In today’s terms, she very probably would have embraced transgender identity, and might have identified as a trans* man. That terminology was not available to Murray in the 1930s and 1940s, since it was not invented until the 1950s. Like so many other facets of Murray’s life, she was a couple of decades ahead of her time. Throughout her life she chose to openly pursue passionate, romantic partnerships and friendships with women. She was never in the closet; her family and friends and other civil rights leaders knew of her queer identity. But by the 1950s, Murray was an established and up-and-coming civil rights attorney. That, coupled with her past participation with the Communist Party in her early adulthood, made her a target of the Red Scare. By the time she wrote her autobiography, "Song in a Weary Throat," she wiped all mention of her same-sex relationships from explicit mention in the text, though she left clear traces of these interactions and struggles in her archives.
It is incredibly important to situate Murray within these lesser-known genealogies of queer and feminist black civil rights activism. The civil rights struggle demanded respectable performances of black manhood and womanhood, particularly from its heroes and heroines, and respectability meant being educated, heterosexual, married and Christian. Murray’s open lesbian relationships and her gender nonconforming identity disrupted the dictates of respectability, making it easier to erase her five decades of important intellectual and political contributions from our broader narrative of civil rights.
By the end of her life, Murray chose to pursue her passion for Christianity and the ministry, becoming the first black woman to be ordained an Episcopal priest in 1977, and helping along the way to lay the groundwork for what we now know as womanist theology.

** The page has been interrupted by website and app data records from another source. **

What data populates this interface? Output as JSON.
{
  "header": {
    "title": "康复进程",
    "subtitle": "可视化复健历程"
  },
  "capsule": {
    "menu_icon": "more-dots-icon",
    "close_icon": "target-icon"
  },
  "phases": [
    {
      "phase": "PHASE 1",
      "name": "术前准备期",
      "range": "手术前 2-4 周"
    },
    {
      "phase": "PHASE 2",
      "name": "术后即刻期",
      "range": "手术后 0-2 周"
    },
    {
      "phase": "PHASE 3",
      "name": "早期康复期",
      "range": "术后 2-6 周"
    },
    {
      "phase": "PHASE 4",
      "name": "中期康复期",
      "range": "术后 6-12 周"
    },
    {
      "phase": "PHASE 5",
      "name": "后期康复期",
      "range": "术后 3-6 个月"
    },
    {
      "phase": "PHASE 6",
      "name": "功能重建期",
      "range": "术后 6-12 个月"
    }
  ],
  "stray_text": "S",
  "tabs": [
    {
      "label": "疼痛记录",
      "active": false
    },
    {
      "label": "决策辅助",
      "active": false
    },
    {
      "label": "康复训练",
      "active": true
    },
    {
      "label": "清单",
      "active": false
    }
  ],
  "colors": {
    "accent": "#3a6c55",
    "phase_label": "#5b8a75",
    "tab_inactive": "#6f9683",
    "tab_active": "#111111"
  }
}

Part of the work of Black History Month is to rectify the erasures of African-American contributions, and Pauli Murray’s accomplishments and firsts are so voluminous as to need multiple books to fully appreciate the magnitude of her contributions. But Ruth Bader Ginsburg’s courageous choice to name and highlight “the shoulders on which she stands” remind us that even though no African-American woman yet sits on the Supreme Court, and Loretta Lynch has yet to be confirmed as attorney general, the political legacy of black women’s contributions to the American freedom project are present and powerful even when we cannot see them.